But all these difficulties did not make us afraid; rather, because of our love for Jesus Forsaken, they attracted us. After Jesus on the cross cried out his abandonment, he entrusted his spirit to the Father: “Father, into your hands I commend my spirit" (Lk 23,46). We experienced that as soon as we loved him in any suffering and, as he did, we re-entrusted ourselves to the Father and continued to love him by doing his will at the next moment, suffering – if spiritual – disappeared; if it was physical, its burden was lightened. We found God anew, more “face to face,” in a fuller union with him. Light and joy returned as well as peace, the fruit of the Spirit of Love. Unity broken was recomposed.

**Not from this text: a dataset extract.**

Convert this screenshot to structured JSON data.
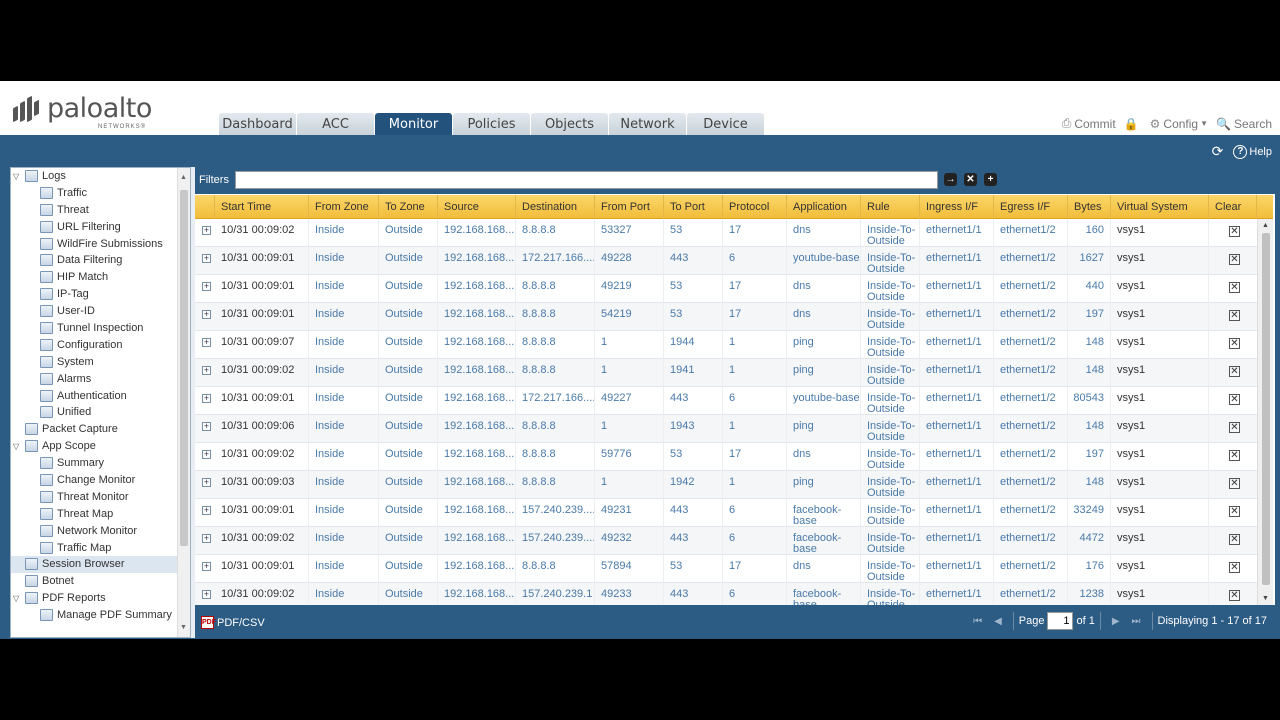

One day, the air raid shelter we were in was shaken by a violent bombing nearby. I fell prostrate to the ground and was covered with a thick layer of dust. As the people around me cried out terrified, I got up calmly and peacefully, like someone who was miraculously saved. While my life was in danger, I felt a deep pain in my soul: the pain of realizing that I would no longer be able to pray the Hail Mary. At that time I did not understand the meaning of this idea. Later on, as the first group of focolarine came to life and the work of God took shape, I understood the significance of that suffering.
Perhaps it was part of God’s plans that praise be lifted up to Mary during our times: that Hail Mary had to be made up of living words, people who like another small Mary, gave Love to the world. This was why, as if by supernatural instinct, we called the Movement: “Work of Mary.”
After this first manifestation of Mary to us, for some time we had no other intuitions about her. We thought that she was dealing with us the way she did with the early Church: she did not appear so as to give room to Jesus completely. We compared her to a door, the door to Christ. A door is not a door if it does not open up to let others pass through.
We realized only much later that her influence had been present since the very beginning of the Movement and ever after even though in a hidden way. The new lifestyle, the “spirituality of unity,” the cardinal points of which the Holy Spirit gradually imprinted words of fire in our hearts, seemed to us to be Mary’s nourishing milk for our souls. The truths we gleaned from the Gospel put into practice – God-Love, the will of God, the Word, love of neighbor, Jesus crucified and forsaken, unity – inter-connected one to the other – enabled us to “generate” (as Pope Paul VI once said) through mutual love – Jesus among us: “Where two or three are gathered together in my name, there am I in the midst of them." (Mt 18,20). Jesus spiritually present among us! The very same Jesus whom Mary had given birth to.